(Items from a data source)
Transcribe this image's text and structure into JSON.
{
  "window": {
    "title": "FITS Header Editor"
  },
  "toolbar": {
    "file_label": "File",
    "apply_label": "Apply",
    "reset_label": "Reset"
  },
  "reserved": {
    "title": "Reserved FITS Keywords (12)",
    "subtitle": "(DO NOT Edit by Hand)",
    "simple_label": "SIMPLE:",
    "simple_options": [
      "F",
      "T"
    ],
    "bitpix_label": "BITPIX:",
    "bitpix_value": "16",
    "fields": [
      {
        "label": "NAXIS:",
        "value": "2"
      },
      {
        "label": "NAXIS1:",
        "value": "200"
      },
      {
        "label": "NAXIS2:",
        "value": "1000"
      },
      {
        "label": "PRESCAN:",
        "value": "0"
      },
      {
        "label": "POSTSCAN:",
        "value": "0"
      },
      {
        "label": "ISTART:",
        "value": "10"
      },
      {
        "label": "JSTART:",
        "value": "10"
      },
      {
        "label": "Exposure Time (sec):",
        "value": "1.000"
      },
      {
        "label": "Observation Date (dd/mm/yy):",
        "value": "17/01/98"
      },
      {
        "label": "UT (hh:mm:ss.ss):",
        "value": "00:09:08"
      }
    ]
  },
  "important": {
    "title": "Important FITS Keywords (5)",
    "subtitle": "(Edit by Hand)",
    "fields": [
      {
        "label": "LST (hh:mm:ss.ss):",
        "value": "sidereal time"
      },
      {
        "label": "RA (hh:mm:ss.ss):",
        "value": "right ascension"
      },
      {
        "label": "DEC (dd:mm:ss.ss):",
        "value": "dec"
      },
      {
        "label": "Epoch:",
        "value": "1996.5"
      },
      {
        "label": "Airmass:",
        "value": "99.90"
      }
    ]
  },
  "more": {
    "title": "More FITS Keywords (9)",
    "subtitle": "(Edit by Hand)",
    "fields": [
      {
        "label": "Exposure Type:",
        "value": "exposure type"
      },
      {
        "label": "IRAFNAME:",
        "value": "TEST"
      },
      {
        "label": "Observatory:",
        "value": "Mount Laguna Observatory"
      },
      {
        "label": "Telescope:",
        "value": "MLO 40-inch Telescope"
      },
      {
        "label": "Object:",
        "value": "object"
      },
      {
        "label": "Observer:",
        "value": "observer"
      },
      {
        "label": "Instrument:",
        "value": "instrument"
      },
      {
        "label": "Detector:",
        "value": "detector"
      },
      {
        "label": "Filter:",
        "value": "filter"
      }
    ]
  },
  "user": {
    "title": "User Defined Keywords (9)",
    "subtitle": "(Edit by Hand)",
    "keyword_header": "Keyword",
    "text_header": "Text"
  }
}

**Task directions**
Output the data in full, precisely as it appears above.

**Exercise solution**
Transcribe this image's text and structure into JSON.
{
  "window": {
    "title": "FITS Header Editor"
  },
  "toolbar": {
    "file_label": "File",
    "apply_label": "Apply",
    "reset_label": "Reset"
  },
  "reserved": {
    "title": "Reserved FITS Keywords (12)",
    "subtitle": "(DO NOT Edit by Hand)",
    "simple_label": "SIMPLE:",
    "simple_options": [
      "F",
      "T"
    ],
    "bitpix_label": "BITPIX:",
    "bitpix_value": "16",
    "fields": [
      {
        "label": "NAXIS:",
        "value": "2"
      },
      {
        "label": "NAXIS1:",
        "value": "200"
      },
      {
        "label": "NAXIS2:",
        "value": "1000"
      },
      {
        "label": "PRESCAN:",
        "value": "0"
      },
      {
        "label": "POSTSCAN:",
        "value": "0"
      },
      {
        "label": "ISTART:",
        "value": "10"
      },
      {
        "label": "JSTART:",
        "value": "10"
      },
      {
        "label": "Exposure Time (sec):",
        "value": "1.000"
      },
      {
        "label": "Observation Date (dd/mm/yy):",
        "value": "17/01/98"
      },
      {
        "label": "UT (hh:mm:ss.ss):",
        "value": "00:09:08"
      }
    ]
  },
  "important": {
    "title": "Important FITS Keywords (5)",
    "subtitle": "(Edit by Hand)",
    "fields": [
      {
        "label": "LST (hh:mm:ss.ss):",
        "value": "sidereal time"
      },
      {
        "label": "RA (hh:mm:ss.ss):",
        "value": "right ascension"
      },
      {
        "label": "DEC (dd:mm:ss.ss):",
        "value": "dec"
      },
      {
        "label": "Epoch:",
        "value": "1996.5"
      },
      {
        "label": "Airmass:",
        "value": "99.90"
      }
    ]
  },
  "more": {
    "title": "More FITS Keywords (9)",
    "subtitle": "(Edit by Hand)",
    "fields": [
      {
        "label": "Exposure Type:",
        "value": "exposure type"
      },
      {
        "label": "IRAFNAME:",
        "value": "TEST"
      },
      {
        "label": "Observatory:",
        "value": "Mount Laguna Observatory"
      },
      {
        "label": "Telescope:",
        "value": "MLO 40-inch Telescope"
      },
      {
        "label": "Object:",
        "value": "object"
      },
      {
        "label": "Observer:",
        "value": "observer"
      },
      {
        "label": "Instrument:",
        "value": "instrument"
      },
      {
        "label": "Detector:",
        "value": "detector"
      },
      {
        "label": "Filter:",
        "value": "filter"
      }
    ]
  },
  "user": {
    "title": "User Defined Keywords (9)",
    "subtitle": "(Edit by Hand)",
    "keyword_header": "Keyword",
    "text_header": "Text"
  }
}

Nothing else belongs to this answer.